### EXERCISE
Print the listing that follows, character for character.
-- THE DATA follows --
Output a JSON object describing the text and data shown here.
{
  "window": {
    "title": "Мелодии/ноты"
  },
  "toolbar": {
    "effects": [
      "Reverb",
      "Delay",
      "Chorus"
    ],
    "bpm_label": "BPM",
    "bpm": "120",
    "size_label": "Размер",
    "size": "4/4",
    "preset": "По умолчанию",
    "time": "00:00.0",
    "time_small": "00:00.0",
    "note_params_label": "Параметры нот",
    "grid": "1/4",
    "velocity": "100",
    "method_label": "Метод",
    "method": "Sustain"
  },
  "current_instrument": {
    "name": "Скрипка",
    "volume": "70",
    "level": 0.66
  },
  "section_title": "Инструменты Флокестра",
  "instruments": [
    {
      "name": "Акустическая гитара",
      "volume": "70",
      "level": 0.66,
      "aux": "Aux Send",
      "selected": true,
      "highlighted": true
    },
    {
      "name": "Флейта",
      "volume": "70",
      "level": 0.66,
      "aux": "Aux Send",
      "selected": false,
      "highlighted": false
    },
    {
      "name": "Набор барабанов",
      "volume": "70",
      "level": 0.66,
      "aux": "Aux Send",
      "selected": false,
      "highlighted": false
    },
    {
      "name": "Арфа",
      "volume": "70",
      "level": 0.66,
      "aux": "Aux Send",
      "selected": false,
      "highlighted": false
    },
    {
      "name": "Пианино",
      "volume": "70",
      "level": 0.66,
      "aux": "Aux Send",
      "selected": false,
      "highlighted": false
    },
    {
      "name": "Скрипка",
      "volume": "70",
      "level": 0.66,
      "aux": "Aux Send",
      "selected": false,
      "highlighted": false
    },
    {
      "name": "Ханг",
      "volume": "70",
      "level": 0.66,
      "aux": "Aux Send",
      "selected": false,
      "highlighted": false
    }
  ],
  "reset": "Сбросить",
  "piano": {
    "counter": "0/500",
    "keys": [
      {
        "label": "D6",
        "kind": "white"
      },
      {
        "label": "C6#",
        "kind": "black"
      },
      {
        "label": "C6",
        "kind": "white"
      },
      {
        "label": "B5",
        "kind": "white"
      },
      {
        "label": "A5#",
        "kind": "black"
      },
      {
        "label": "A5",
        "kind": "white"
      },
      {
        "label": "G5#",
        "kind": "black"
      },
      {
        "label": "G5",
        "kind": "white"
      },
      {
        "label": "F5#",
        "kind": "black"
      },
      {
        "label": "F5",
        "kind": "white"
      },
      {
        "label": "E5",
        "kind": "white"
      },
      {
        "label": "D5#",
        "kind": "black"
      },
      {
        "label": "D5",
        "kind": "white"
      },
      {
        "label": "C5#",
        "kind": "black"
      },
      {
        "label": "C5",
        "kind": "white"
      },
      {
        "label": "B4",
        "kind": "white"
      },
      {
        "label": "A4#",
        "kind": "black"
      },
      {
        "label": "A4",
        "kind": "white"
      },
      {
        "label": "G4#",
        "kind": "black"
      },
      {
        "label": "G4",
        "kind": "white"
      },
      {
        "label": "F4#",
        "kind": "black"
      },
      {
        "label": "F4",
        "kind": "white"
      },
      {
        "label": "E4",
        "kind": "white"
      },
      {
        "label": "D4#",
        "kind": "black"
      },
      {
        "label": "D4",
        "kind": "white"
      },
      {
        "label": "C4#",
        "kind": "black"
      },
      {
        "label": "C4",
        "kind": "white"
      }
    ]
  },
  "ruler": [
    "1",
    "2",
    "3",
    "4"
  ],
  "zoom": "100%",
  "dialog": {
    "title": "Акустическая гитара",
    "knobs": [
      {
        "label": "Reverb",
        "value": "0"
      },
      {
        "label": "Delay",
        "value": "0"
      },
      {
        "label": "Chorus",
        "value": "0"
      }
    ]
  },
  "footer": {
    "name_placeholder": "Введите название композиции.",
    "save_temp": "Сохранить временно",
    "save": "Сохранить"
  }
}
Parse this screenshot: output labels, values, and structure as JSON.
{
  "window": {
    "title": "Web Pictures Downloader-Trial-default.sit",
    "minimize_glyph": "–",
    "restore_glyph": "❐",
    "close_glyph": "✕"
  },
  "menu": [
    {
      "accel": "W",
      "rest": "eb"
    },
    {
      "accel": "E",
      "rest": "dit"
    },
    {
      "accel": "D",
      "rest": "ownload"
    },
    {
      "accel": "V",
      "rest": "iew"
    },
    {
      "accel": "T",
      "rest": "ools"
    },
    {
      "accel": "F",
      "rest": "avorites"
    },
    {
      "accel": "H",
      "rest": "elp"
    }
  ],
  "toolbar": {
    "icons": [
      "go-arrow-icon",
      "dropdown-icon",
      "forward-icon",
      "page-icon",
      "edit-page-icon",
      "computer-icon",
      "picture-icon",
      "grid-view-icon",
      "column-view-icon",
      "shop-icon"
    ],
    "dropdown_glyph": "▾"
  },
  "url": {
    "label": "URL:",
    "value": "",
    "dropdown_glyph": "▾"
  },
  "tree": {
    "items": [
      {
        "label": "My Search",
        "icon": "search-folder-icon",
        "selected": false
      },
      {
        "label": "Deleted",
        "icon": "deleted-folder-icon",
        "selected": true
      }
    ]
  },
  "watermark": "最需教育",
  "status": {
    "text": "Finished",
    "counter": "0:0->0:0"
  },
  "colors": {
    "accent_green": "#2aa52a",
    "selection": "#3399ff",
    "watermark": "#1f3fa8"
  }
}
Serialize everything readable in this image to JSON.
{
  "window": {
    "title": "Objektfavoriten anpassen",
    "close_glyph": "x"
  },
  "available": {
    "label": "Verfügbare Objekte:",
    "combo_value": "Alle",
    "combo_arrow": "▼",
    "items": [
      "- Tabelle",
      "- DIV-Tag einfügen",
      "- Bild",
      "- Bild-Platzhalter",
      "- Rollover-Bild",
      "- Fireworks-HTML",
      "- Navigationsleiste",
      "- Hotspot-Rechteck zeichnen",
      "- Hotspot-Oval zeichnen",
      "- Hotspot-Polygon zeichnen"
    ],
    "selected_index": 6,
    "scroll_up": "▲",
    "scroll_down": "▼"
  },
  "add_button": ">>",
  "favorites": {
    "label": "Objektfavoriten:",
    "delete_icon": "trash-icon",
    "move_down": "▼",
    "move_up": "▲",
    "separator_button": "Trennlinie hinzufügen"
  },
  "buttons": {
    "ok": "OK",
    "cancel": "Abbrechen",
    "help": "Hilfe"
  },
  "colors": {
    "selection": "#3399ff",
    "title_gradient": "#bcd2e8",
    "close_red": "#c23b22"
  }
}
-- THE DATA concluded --
### RESPONSE FOR THIS EXERCISE
Output a JSON object describing the text and data shown here.
{
  "window": {
    "title": "Мелодии/ноты"
  },
  "toolbar": {
    "effects": [
      "Reverb",
      "Delay",
      "Chorus"
    ],
    "bpm_label": "BPM",
    "bpm": "120",
    "size_label": "Размер",
    "size": "4/4",
    "preset": "По умолчанию",
    "time": "00:00.0",
    "time_small": "00:00.0",
    "note_params_label": "Параметры нот",
    "grid": "1/4",
    "velocity": "100",
    "method_label": "Метод",
    "method": "Sustain"
  },
  "current_instrument": {
    "name": "Скрипка",
    "volume": "70",
    "level": 0.66
  },
  "section_title": "Инструменты Флокестра",
  "instruments": [
    {
      "name": "Акустическая гитара",
      "volume": "70",
      "level": 0.66,
      "aux": "Aux Send",
      "selected": true,
      "highlighted": true
    },
    {
      "name": "Флейта",
      "volume": "70",
      "level": 0.66,
      "aux": "Aux Send",
      "selected": false,
      "highlighted": false
    },
    {
      "name": "Набор барабанов",
      "volume": "70",
      "level": 0.66,
      "aux": "Aux Send",
      "selected": false,
      "highlighted": false
    },
    {
      "name": "Арфа",
      "volume": "70",
      "level": 0.66,
      "aux": "Aux Send",
      "selected": false,
      "highlighted": false
    },
    {
      "name": "Пианино",
      "volume": "70",
      "level": 0.66,
      "aux": "Aux Send",
      "selected": false,
      "highlighted": false
    },
    {
      "name": "Скрипка",
      "volume": "70",
      "level": 0.66,
      "aux": "Aux Send",
      "selected": false,
      "highlighted": false
    },
    {
      "name": "Ханг",
      "volume": "70",
      "level": 0.66,
      "aux": "Aux Send",
      "selected": false,
      "highlighted": false
    }
  ],
  "reset": "Сбросить",
  "piano": {
    "counter": "0/500",
    "keys": [
      {
        "label": "D6",
        "kind": "white"
      },
      {
        "label": "C6#",
        "kind": "black"
      },
      {
        "label": "C6",
        "kind": "white"
      },
      {
        "label": "B5",
        "kind": "white"
      },
      {
        "label": "A5#",
        "kind": "black"
      },
      {
        "label": "A5",
        "kind": "white"
      },
      {
        "label": "G5#",
        "kind": "black"
      },
      {
        "label": "G5",
        "kind": "white"
      },
      {
        "label": "F5#",
        "kind": "black"
      },
      {
        "label": "F5",
        "kind": "white"
      },
      {
        "label": "E5",
        "kind": "white"
      },
      {
        "label": "D5#",
        "kind": "black"
      },
      {
        "label": "D5",
        "kind": "white"
      },
      {
        "label": "C5#",
        "kind": "black"
      },
      {
        "label": "C5",
        "kind": "white"
      },
      {
        "label": "B4",
        "kind": "white"
      },
      {
        "label": "A4#",
        "kind": "black"
      },
      {
        "label": "A4",
        "kind": "white"
      },
      {
        "label": "G4#",
        "kind": "black"
      },
      {
        "label": "G4",
        "kind": "white"
      },
      {
        "label": "F4#",
        "kind": "black"
      },
      {
        "label": "F4",
        "kind": "white"
      },
      {
        "label": "E4",
        "kind": "white"
      },
      {
        "label": "D4#",
        "kind": "black"
      },
      {
        "label": "D4",
        "kind": "white"
      },
      {
        "label": "C4#",
        "kind": "black"
      },
      {
        "label": "C4",
        "kind": "white"
      }
    ]
  },
  "ruler": [
    "1",
    "2",
    "3",
    "4"
  ],
  "zoom": "100%",
  "dialog": {
    "title": "Акустическая гитара",
    "knobs": [
      {
        "label": "Reverb",
        "value": "0"
      },
      {
        "label": "Delay",
        "value": "0"
      },
      {
        "label": "Chorus",
        "value": "0"
      }
    ]
  },
  "footer": {
    "name_placeholder": "Введите название композиции.",
    "save_temp": "Сохранить временно",
    "save": "Сохранить"
  }
}
Parse this screenshot: output labels, values, and structure as JSON.
{
  "window": {
    "title": "Web Pictures Downloader-Trial-default.sit",
    "minimize_glyph": "–",
    "restore_glyph": "❐",
    "close_glyph": "✕"
  },
  "menu": [
    {
      "accel": "W",
      "rest": "eb"
    },
    {
      "accel": "E",
      "rest": "dit"
    },
    {
      "accel": "D",
      "rest": "ownload"
    },
    {
      "accel": "V",
      "rest": "iew"
    },
    {
      "accel": "T",
      "rest": "ools"
    },
    {
      "accel": "F",
      "rest": "avorites"
    },
    {
      "accel": "H",
      "rest": "elp"
    }
  ],
  "toolbar": {
    "icons": [
      "go-arrow-icon",
      "dropdown-icon",
      "forward-icon",
      "page-icon",
      "edit-page-icon",
      "computer-icon",
      "picture-icon",
      "grid-view-icon",
      "column-view-icon",
      "shop-icon"
    ],
    "dropdown_glyph": "▾"
  },
  "url": {
    "label": "URL:",
    "value": "",
    "dropdown_glyph": "▾"
  },
  "tree": {
    "items": [
      {
        "label": "My Search",
        "icon": "search-folder-icon",
        "selected": false
      },
      {
        "label": "Deleted",
        "icon": "deleted-folder-icon",
        "selected": true
      }
    ]
  },
  "watermark": "最需教育",
  "status": {
    "text": "Finished",
    "counter": "0:0->0:0"
  },
  "colors": {
    "accent_green": "#2aa52a",
    "selection": "#3399ff",
    "watermark": "#1f3fa8"
  }
}
Serialize everything readable in this image to JSON.
{
  "window": {
    "title": "Objektfavoriten anpassen",
    "close_glyph": "x"
  },
  "available": {
    "label": "Verfügbare Objekte:",
    "combo_value": "Alle",
    "combo_arrow": "▼",
    "items": [
      "- Tabelle",
      "- DIV-Tag einfügen",
      "- Bild",
      "- Bild-Platzhalter",
      "- Rollover-Bild",
      "- Fireworks-HTML",
      "- Navigationsleiste",
      "- Hotspot-Rechteck zeichnen",
      "- Hotspot-Oval zeichnen",
      "- Hotspot-Polygon zeichnen"
    ],
    "selected_index": 6,
    "scroll_up": "▲",
    "scroll_down": "▼"
  },
  "add_button": ">>",
  "favorites": {
    "label": "Objektfavoriten:",
    "delete_icon": "trash-icon",
    "move_down": "▼",
    "move_up": "▲",
    "separator_button": "Trennlinie hinzufügen"
  },
  "buttons": {
    "ok": "OK",
    "cancel": "Abbrechen",
    "help": "Hilfe"
  },
  "colors": {
    "selection": "#3399ff",
    "title_gradient": "#bcd2e8",
    "close_red": "#c23b22"
  }
}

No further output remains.